In what is believed to be a world first, a surrogate mother has given birth to quintuplets.
The babies were born this week at a Phoenix hospital, and all five boys are said to be in good health following the Caesarian delivery.
Each weighed between 3 pounds 7 ounces and 3 pounds 15 ounces, surrogate Teresa Anderson gained more than 80 pounds during the 33-week pregnancy.
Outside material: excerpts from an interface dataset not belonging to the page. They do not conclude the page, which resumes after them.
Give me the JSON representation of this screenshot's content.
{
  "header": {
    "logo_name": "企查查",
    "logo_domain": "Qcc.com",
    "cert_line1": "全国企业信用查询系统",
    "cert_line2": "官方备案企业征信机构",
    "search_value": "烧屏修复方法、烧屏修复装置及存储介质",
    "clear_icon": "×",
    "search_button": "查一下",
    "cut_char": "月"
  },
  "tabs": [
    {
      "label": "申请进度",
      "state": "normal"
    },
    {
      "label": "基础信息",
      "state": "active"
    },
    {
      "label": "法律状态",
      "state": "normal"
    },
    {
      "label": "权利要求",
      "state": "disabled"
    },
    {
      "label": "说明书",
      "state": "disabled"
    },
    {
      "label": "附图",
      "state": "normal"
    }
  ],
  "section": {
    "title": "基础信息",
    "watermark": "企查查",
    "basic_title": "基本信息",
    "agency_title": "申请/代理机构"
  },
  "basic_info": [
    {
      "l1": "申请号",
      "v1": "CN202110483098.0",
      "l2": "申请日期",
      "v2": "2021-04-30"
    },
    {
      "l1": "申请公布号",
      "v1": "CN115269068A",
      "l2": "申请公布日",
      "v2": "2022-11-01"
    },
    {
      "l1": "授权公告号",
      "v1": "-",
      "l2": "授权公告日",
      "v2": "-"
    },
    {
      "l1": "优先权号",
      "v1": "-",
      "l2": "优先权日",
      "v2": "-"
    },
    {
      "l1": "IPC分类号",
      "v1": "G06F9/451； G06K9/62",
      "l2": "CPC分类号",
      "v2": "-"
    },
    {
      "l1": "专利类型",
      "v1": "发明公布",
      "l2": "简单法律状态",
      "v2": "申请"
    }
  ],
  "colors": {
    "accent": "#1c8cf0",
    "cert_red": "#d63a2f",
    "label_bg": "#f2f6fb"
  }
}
The boys, are the biological children of an Arizona couple who had tried unsuccessfully for a decade to start a family.
Biological mother Luisa Gonzalez says Anderson has given her and her husband Enrique Moreno their dream.
All five will remain in a neonatal intensive care unit for several days, the smallest baby, has a congenital heart defect that will require surgery at some stage.
Surrogate Teresa Anderson, a 25-year-old mother and nursing student from Mesa, Ariz., said she originally decided to become a surrogate in hopes of earning $15,000 for her own family and met Gonzalez, 32, and Moreno, 34, through a Web site. She was implanted with embryos created in a laboratory from the couple's eggs and sperm in September and, after learning she was carrying quintuplets, decided not to accept money from the couple because she realized they would need it to raise their unexpectedly outsized family.
Anderson has had four successful pregnancies which was an important factor in a pregnancy that went unusually smoothly for one involving quintuplets says her doctor, Phoenix perinatologist John Elliott. Both Anderson and Gonzalez cannot remember being warned that their fertility treatments could trigger multiple births, which carry serious health risks.
The American Society for Reproductive Medicine guidelines recommends that for patients under the age of 35, no more than two embryos should be implanted, and possibly no more than one. Gonzalez's fertility specialist implanted five embryos in Anderson's womb.
But the loose guidelines also urge doctors to decide each case following their own research and their patient's histories and experts say doctors often implant extra embryos to improve the chance of success and avoid repeated costly in vitro processes.
It had originally been hoped to extend the pregnancy to 34 weeks but Anderson was admitted to the hospital last week after feeling early contractions and developing pre-eclampsia.